    9. 9. EXPLAIN - Query Plan<br />
    10. 10. Lab 1 – troubleshooting in PostgreSQL<br />
    11. 11. Lab 2 – troubleshooting SQL Server<br />
    12. 12. When indexes don’t work….<br />each database system uses what’s called an “optimiser”<br />Factors influencing the optimiser’s choice of execution plan:<br />statistics<br />trivial plan match<br />caching strategies<br />available indexes<br />Spread of data is important<br />

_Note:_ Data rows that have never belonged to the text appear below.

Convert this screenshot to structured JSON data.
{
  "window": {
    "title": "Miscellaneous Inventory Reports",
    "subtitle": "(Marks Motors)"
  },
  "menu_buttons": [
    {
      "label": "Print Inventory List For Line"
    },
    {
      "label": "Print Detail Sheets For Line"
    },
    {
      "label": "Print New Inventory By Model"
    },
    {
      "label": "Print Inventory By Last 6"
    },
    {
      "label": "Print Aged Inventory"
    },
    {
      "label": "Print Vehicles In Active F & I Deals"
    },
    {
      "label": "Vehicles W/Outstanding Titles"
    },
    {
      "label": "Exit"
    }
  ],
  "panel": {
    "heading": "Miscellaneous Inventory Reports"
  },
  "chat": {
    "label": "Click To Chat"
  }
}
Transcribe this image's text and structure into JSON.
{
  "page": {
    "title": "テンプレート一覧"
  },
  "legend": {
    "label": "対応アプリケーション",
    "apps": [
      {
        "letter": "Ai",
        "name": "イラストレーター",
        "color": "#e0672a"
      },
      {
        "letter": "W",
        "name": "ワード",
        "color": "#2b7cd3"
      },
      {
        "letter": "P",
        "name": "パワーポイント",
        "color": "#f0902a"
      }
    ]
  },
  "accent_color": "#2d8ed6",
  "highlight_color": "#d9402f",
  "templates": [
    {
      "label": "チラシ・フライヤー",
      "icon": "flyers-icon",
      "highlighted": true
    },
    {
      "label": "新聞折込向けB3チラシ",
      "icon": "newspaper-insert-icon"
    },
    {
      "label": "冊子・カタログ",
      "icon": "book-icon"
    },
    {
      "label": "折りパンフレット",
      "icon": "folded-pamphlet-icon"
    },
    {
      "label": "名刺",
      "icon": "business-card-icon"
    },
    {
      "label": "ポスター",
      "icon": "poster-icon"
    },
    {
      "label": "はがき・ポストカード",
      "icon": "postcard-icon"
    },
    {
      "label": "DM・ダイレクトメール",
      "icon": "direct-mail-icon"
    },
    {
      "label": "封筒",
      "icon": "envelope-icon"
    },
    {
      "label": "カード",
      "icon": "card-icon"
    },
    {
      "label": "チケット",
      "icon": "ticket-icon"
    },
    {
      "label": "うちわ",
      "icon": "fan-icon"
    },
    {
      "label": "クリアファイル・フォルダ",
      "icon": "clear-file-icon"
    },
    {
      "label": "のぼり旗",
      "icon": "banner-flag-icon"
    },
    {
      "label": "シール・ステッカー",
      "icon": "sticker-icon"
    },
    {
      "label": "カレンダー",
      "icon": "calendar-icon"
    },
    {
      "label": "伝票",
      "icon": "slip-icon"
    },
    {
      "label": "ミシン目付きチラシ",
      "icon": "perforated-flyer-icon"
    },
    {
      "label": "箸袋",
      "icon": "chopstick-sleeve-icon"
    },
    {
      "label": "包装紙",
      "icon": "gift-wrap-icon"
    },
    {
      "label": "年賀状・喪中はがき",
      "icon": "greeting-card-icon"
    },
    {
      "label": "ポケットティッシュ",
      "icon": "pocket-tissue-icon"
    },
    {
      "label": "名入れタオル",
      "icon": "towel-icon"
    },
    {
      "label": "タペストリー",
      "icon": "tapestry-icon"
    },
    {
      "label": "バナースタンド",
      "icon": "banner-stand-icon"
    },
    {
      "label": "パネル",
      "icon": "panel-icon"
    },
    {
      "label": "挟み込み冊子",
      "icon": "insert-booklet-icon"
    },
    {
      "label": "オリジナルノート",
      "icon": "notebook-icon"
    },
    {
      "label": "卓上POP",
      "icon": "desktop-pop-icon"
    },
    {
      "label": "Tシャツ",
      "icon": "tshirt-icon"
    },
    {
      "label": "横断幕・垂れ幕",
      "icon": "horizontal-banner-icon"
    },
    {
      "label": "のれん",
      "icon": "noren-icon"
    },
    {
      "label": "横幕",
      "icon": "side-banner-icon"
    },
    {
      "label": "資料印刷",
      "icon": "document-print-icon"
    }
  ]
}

    13. 13. Further Reading<br />http://developer.postgresql.org/pgdocs/postgres/indexes-examine.html<br />http://wiki.postgresql.org/wiki/Image:Explaining_EXPLAIN.pdf<br />http://www.simple-talk.com/sql/learn-sql-server/sql-server-index-basics/<br />http://www.vbforums.com/showthread.php?t=361513 – when to use index hints in sql server<br />http://www.mssqltips.com/tip.asp?tip=1206 – understanding sql server indexing<br />